Accommodation in India is extremely cheap. If you’re staying in New Delhi, which is commonly known as an expensive area of India, you can stay at a three-star hotel for just 15275.31 rupees (£172)* for the week for two of you.
Of course, you can’t take a holiday to India without visiting one of the New 7 Wonders of the World, the Taj Mahal in Agra. If you’re staying in New Delhi, the most popular way to get to Agra is the new non-stop early morning train, getting you there in around 2 hours. You can get a first-class, air-conditioned seat for just 1,505 rupees (£16.95), or a general seat with air conditioning for 755 rupees (£8.50). The train runs every day, except for Fridays when the Taj Mahal is closed. If you fancy staying in Agra for the night, it’s very cheap – you can treat yourself to a stunning five-star hotel with a pool and spectacular views of the wonder for just 5595.03 rupees (£63.00) per night.

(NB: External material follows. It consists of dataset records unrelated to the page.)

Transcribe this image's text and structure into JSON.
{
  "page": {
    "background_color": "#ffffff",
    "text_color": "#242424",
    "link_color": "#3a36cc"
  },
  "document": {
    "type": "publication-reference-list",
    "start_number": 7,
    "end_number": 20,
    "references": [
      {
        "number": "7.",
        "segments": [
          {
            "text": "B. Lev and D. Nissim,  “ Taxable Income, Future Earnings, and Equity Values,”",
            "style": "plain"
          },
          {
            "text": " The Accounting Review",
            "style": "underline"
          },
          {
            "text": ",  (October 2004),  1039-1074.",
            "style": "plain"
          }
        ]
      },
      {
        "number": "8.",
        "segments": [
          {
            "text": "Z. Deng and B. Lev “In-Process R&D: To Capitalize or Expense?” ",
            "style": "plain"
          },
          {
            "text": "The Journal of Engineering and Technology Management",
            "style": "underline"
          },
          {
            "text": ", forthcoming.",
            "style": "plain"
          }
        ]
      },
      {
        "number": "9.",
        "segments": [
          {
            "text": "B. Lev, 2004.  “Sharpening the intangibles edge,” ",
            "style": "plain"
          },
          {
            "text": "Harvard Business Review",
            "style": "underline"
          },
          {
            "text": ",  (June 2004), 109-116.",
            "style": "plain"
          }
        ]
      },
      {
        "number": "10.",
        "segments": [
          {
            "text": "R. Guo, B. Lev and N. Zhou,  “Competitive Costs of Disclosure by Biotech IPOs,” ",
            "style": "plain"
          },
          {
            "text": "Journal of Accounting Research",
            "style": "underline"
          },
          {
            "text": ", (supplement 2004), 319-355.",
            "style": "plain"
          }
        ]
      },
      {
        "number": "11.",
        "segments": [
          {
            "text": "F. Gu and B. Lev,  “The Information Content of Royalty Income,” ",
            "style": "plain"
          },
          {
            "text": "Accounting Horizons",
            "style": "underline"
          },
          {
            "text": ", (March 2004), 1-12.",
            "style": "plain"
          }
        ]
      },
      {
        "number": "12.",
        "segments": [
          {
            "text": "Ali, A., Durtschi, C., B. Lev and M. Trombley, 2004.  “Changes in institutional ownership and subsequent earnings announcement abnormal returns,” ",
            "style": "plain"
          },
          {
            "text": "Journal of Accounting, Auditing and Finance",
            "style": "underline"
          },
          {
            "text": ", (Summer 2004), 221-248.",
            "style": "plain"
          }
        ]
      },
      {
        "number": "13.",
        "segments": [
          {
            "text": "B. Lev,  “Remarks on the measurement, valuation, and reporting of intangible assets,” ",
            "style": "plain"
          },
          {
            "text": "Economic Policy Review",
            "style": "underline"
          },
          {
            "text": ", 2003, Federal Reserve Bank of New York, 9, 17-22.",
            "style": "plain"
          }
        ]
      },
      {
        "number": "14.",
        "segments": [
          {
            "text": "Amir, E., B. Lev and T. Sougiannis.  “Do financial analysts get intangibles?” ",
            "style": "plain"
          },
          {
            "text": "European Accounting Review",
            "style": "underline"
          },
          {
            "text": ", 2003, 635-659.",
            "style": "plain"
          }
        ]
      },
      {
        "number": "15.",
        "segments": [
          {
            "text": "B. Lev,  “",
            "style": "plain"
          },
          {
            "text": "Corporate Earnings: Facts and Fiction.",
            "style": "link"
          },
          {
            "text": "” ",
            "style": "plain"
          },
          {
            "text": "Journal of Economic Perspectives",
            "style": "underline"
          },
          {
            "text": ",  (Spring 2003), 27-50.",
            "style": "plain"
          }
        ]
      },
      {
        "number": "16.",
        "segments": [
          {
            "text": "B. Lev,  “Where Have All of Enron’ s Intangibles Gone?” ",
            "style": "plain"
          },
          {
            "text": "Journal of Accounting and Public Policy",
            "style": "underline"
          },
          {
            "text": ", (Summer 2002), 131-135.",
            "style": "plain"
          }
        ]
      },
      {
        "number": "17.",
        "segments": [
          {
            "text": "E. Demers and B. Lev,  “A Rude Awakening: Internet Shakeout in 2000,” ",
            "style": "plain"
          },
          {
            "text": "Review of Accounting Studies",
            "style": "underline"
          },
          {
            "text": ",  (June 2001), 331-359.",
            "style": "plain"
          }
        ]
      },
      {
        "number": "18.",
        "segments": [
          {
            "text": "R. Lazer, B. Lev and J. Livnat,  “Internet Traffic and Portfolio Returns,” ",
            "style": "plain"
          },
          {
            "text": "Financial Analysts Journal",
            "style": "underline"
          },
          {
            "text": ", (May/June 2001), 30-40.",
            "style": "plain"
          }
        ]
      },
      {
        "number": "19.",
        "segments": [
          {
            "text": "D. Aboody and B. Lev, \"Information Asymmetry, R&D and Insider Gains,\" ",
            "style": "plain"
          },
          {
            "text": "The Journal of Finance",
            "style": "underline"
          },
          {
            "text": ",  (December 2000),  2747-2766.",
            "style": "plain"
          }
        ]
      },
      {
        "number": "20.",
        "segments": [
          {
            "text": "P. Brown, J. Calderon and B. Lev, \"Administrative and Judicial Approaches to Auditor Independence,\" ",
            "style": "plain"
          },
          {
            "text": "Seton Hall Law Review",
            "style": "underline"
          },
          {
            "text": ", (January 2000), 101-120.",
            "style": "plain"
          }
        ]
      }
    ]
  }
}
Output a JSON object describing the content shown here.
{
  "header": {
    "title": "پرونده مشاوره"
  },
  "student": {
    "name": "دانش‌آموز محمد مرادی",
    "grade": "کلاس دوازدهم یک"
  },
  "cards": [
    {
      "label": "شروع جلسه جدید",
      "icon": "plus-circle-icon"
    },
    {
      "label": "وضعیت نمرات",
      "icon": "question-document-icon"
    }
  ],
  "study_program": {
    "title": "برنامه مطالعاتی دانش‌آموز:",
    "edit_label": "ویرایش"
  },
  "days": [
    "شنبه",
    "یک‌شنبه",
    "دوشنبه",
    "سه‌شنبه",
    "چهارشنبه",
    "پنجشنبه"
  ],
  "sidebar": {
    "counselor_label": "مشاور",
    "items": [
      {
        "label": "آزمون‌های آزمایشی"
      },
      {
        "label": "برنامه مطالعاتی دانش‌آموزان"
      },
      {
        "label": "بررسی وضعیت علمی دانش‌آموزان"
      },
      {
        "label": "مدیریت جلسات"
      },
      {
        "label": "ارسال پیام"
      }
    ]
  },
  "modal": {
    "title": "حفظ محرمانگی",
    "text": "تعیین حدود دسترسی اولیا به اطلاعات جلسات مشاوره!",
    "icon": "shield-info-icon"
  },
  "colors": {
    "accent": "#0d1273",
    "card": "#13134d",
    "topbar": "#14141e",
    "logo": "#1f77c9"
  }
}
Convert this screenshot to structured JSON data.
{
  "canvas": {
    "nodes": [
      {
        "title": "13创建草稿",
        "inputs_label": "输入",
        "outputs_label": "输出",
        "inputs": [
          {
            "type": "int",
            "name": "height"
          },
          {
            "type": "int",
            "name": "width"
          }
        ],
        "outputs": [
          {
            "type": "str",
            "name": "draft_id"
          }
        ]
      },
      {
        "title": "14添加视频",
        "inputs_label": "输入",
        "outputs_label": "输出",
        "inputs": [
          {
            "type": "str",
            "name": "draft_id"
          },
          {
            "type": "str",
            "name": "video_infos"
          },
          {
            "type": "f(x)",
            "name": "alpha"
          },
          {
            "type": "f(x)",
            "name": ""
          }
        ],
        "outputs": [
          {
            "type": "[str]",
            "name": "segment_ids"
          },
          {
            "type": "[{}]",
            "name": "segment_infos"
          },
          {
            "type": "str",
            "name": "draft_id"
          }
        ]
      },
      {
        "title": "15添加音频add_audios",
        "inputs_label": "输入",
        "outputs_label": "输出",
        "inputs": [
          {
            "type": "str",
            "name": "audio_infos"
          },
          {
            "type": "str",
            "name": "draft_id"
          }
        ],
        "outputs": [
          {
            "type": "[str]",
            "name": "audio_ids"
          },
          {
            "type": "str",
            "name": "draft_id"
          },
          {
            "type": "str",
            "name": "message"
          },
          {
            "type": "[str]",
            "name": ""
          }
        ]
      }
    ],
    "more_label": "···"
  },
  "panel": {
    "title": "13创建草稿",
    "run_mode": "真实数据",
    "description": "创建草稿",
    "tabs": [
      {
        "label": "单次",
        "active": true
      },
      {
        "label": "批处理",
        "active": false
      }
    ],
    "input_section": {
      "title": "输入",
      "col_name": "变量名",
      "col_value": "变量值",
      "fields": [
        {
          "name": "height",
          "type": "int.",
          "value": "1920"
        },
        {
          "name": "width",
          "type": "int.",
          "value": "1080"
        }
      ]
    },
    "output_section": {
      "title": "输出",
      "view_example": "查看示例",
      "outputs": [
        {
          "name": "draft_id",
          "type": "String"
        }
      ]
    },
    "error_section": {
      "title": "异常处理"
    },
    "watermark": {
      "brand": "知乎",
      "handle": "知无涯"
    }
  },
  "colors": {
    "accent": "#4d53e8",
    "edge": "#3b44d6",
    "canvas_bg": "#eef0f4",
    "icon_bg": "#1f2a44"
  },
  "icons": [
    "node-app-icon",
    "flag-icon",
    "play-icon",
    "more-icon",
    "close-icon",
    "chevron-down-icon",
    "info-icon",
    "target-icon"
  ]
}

Wherever you decide to visit in India, there are a few things to think about before you travel. Be sure to take old clothes with you that you don’t mind getting dirty as, if you’re getting stuck into the Holi celebrations, you’re definitely going to get covered in colourful powders and water. Don’t forget to get comprehensive travel insurance too. Asda Money have a wide range of cover types available, including Value, Premium and Superior.
*The above figures are provided for indicative purposes only, and are based on the exchange rate correct as of 14:00 on 14/02/2018.
Find this story useful? Share it with a friend
Thinking about applying for a loan? Here are four things to think about beforehand.
Unsure if you can afford a loan? Here are four questions you should ask yourself before...
Wondering what a personal loan is and how you can use it? Here’s all you need to know a...
Are you juggling a number of debt repayments every month? Then a debt consolidation loa...
Financing a car can be confusing, so we’ve put together a guide to understanding car lo...